COLUMBUS, Ohio — When Pat Elflein won the Rimington Trophy in 2016 as the nation’s best center, it ended a mind-boggling drought for Ohio State.
Given the talent that Ohio State brings in on a yearly basis — as well as the player development that takes place in Columbus — it was surprising that the Buckeyes went nearly a decade without a national award winner. Ohio State had more than a dozen All-Americans during that stretch, but nobody had captured a national award since Malcolm Jenkins won the Thorpe Award in 2008.
Given the way Ohio State has recruited in recent years, it seems unlikely that Buckeyes fans will have to endure a similar stretch in the coming years. But which players have the best chance to follow in Elflein’s footsteps? Here are some candidates who could take home the next major award for Ohio State.
(A list of all College Football Awards can be viewed here.)
Price’s status as a national award contender is obvious. After all, he’s making the same transition from guard to center that Elflein made last year. He was an All-American at right guard last season, so he’s already incredibly well regarded for his work on the offensive line.
No school has produced back-to-back Rimington Trophy winners, but Price seems positioned to give Ohio State a shot at being the first.
It’s tough to put defensive ends and cornerbacks on this list. Those are the most talented position groups at Ohio State, but that depth leads to more rotations and fewer individual reps. The good of the team in this case comes at the expense of individual recognition, which is why none of Ohio State’s three defensive backs who are about to be drafted in the top 15 of the NFL draft were finalists for the Thorpe Award (nation’s best defensive back) in 2016.
Bosa might have the skill set to transcend that, however. His older brother Joey was a dominant force at Ohio State, and Nick already is drawing comparisons to him after bagging 5 sacks as a freshman.

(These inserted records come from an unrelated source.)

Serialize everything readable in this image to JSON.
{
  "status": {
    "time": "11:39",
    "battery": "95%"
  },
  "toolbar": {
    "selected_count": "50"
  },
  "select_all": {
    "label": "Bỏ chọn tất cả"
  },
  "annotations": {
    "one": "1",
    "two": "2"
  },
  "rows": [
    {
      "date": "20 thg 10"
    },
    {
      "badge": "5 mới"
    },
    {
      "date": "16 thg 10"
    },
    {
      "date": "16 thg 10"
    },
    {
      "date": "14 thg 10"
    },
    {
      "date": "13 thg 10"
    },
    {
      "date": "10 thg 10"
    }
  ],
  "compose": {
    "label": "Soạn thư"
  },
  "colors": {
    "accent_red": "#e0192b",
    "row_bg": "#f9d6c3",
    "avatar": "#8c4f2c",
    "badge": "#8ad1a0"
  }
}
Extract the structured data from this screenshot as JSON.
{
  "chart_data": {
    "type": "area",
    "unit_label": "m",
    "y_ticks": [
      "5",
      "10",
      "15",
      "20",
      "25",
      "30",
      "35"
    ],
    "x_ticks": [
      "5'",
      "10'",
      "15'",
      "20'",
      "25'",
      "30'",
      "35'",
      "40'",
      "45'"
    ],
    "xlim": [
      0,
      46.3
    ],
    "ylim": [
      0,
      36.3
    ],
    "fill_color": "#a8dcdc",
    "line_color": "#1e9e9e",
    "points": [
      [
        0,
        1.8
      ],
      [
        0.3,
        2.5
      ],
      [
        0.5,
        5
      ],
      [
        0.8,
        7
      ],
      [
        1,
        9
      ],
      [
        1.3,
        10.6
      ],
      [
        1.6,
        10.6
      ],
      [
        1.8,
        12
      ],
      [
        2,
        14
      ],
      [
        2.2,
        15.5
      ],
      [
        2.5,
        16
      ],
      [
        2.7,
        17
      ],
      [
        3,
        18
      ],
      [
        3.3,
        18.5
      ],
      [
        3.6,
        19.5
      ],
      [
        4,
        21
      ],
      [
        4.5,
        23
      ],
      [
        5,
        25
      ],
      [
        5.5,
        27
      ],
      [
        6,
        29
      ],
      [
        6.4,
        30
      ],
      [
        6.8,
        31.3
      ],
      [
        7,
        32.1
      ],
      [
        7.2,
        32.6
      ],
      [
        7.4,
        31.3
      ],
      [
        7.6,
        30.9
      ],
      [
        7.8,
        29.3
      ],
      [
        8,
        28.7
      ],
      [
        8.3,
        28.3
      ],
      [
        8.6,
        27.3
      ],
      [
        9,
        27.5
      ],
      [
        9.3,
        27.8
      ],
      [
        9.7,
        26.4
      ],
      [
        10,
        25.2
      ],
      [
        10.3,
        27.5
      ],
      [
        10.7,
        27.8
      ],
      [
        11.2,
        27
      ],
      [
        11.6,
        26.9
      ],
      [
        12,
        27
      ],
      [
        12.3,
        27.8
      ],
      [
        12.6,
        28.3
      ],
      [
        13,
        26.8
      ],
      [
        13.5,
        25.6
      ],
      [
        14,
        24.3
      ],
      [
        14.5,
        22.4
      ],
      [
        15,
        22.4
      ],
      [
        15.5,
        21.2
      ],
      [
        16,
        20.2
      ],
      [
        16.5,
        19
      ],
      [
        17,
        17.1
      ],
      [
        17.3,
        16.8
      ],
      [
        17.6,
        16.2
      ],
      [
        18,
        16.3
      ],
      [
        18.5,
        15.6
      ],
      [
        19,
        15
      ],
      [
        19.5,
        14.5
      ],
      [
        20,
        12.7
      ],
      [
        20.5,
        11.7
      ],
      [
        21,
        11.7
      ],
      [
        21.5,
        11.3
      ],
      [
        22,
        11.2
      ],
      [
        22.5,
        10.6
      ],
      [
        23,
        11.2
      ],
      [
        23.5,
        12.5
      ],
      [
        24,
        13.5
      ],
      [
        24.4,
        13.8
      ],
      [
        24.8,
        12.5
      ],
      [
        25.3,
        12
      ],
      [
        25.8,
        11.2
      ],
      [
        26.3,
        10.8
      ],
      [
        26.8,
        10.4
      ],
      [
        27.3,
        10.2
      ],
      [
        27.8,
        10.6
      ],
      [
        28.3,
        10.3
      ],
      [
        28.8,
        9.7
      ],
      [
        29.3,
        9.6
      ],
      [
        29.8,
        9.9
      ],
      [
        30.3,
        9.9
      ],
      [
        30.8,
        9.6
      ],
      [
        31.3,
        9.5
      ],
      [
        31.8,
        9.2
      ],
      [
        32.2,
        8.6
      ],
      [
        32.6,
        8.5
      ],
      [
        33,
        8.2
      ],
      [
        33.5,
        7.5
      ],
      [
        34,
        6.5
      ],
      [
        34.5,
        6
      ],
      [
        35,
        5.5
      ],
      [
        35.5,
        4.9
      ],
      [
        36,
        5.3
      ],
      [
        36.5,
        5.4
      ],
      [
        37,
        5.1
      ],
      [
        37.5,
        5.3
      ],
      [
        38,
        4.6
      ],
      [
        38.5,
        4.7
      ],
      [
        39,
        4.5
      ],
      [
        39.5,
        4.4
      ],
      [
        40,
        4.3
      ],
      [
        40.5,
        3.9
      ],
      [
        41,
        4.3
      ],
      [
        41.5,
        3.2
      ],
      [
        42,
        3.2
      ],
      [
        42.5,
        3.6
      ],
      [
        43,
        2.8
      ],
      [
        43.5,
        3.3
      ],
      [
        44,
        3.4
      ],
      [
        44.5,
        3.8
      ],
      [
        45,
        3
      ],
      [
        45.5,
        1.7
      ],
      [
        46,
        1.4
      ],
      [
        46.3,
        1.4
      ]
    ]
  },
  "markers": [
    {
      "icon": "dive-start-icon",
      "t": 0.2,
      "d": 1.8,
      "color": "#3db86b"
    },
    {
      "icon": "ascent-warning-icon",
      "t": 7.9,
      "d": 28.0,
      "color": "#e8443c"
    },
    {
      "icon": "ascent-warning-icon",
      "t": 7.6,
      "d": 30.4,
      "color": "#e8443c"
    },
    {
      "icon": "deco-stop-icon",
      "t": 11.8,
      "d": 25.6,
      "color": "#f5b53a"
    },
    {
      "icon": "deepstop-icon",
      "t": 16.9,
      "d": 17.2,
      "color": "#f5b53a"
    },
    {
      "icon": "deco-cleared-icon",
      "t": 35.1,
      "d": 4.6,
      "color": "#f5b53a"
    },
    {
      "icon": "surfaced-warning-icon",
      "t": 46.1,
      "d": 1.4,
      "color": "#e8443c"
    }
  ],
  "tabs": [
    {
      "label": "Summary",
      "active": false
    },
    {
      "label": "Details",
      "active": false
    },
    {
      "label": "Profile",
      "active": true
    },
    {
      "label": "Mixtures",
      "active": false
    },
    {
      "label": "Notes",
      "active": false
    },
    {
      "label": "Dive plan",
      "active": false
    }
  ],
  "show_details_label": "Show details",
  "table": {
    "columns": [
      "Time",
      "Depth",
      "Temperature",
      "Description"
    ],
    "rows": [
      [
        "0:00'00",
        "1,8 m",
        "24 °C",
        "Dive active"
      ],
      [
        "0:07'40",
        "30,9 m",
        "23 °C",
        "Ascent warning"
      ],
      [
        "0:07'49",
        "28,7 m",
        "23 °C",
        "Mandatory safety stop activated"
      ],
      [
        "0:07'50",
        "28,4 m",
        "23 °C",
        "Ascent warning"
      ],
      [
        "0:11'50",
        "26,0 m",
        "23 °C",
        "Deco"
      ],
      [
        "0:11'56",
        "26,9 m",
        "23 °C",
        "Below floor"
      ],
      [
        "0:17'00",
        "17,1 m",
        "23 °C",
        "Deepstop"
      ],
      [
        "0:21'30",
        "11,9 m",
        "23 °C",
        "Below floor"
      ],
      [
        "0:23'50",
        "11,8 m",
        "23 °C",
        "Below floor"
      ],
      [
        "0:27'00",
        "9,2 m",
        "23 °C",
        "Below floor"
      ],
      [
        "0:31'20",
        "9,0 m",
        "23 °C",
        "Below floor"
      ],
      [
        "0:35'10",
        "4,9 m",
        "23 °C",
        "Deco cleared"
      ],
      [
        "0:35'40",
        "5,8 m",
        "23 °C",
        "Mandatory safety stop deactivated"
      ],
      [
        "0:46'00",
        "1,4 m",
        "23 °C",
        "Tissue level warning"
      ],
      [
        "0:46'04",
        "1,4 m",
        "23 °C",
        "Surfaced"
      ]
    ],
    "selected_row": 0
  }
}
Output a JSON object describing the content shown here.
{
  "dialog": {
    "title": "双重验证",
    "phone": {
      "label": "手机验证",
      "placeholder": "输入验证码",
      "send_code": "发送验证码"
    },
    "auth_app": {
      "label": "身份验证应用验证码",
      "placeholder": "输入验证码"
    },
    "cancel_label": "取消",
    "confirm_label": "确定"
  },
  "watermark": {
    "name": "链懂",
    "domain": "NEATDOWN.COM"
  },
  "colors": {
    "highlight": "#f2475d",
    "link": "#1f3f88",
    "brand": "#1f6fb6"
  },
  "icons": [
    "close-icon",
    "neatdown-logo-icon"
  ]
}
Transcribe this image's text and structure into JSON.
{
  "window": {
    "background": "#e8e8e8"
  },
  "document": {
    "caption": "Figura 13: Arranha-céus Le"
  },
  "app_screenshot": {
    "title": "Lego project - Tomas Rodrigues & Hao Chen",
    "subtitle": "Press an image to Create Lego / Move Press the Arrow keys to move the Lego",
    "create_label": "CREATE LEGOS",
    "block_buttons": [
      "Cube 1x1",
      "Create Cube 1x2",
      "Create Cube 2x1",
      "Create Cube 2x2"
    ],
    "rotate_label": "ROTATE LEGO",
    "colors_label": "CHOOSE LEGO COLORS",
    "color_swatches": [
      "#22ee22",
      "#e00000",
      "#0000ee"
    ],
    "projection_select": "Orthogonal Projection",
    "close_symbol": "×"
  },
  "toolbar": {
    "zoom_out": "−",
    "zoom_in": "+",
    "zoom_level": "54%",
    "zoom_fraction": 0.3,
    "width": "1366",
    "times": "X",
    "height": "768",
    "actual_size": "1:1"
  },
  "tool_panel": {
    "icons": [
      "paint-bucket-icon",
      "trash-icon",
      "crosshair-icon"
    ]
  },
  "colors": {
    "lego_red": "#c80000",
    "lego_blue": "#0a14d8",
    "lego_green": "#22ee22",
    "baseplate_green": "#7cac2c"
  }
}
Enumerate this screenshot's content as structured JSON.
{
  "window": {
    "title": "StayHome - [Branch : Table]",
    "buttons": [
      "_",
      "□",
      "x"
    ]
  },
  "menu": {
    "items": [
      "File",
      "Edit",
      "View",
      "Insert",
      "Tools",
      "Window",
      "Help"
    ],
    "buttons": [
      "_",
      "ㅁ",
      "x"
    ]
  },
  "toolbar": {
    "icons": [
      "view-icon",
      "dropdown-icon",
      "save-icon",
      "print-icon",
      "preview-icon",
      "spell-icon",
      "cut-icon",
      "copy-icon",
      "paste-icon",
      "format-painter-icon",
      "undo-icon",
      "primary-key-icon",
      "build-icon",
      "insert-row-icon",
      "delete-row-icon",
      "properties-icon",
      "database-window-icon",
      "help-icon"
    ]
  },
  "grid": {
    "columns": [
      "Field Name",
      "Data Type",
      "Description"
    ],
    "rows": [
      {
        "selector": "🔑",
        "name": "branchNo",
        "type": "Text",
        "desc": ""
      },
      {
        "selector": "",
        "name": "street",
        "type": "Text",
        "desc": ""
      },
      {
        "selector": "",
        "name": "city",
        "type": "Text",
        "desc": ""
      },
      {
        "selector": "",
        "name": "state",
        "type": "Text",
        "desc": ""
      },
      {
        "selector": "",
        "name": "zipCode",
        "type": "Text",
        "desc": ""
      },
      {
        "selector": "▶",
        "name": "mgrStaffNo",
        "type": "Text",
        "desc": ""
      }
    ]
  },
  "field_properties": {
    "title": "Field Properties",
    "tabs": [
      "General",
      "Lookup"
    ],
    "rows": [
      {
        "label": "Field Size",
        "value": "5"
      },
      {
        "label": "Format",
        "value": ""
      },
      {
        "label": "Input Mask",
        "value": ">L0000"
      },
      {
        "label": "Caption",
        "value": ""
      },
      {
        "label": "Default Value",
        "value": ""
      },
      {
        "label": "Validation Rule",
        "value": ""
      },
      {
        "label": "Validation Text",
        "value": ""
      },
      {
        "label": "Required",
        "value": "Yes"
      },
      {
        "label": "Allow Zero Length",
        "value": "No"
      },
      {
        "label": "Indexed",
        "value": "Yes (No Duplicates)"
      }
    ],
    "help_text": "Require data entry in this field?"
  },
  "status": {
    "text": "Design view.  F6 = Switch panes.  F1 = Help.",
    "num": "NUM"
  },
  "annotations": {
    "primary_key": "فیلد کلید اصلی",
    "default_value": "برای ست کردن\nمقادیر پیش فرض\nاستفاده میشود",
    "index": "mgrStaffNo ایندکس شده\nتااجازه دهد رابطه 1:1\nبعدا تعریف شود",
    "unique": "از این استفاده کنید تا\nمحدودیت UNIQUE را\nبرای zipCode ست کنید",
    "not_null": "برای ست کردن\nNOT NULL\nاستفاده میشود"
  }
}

He’ll be splitting reps again this year with three or four talented defensive ends, but he’s continued to build his skill set since arriving at Ohio State.
“I think he has got some good things that he is working on,” defensive line coach Larry Johnson said. “If he can improve his game as a sophomore, that is all you can ask. I don’t think he is looking to compare himself to Joey, what Joey did his sophomore year. He just wants to be a great player, and whatever it takes to do it, he is all ears. That is what I like him about him.”
Barrett’s spot on this list is probably questioned more by Ohio State fans than it would have been a year ago, but that doesn’t mean it’s wrong. There are multiple quarterback-specific awards (including one just for seniors), and signal callers almost always take home the three player of the year trophies, as well.
Aside from the fact that there are so many chances to win one, it’s just reasonable to assume Barrett will have a bounce-back year. Two of the greatest offensive minds in college football are employed by Ohio State. The Buckeyes figure to use more tempo this season, which helped the quick-thinking Barrett to a fifth-place Heisman finish as a redshirt freshman in 2014. Ohio State’s wide receivers and offensive line should be better and, most importantly, the coaching staff has confidence in Barrett.
“I thought once again his accuracy was right on target, like it’s been most of the spring,” Ohio State coach Urban Meyer said after Barrett completed 8 of 12 passes in the spring game.
Someone in the Class of 2017
This is a bit of a cop-out, but there’s so much talent in the incoming freshman class. From a timeliness standpoint, it would take a couple of years without any hardware before members of this class have a crack at it. But if that is the case, there are many young players on this roster with elite athleticism.
A few names to keep in mind: cornerbacks Jeffrey Okudah and Shaun Wade, linebacker Baron Browning, offensive guard Wyatt Davis and wide receiver Trevon Grimes.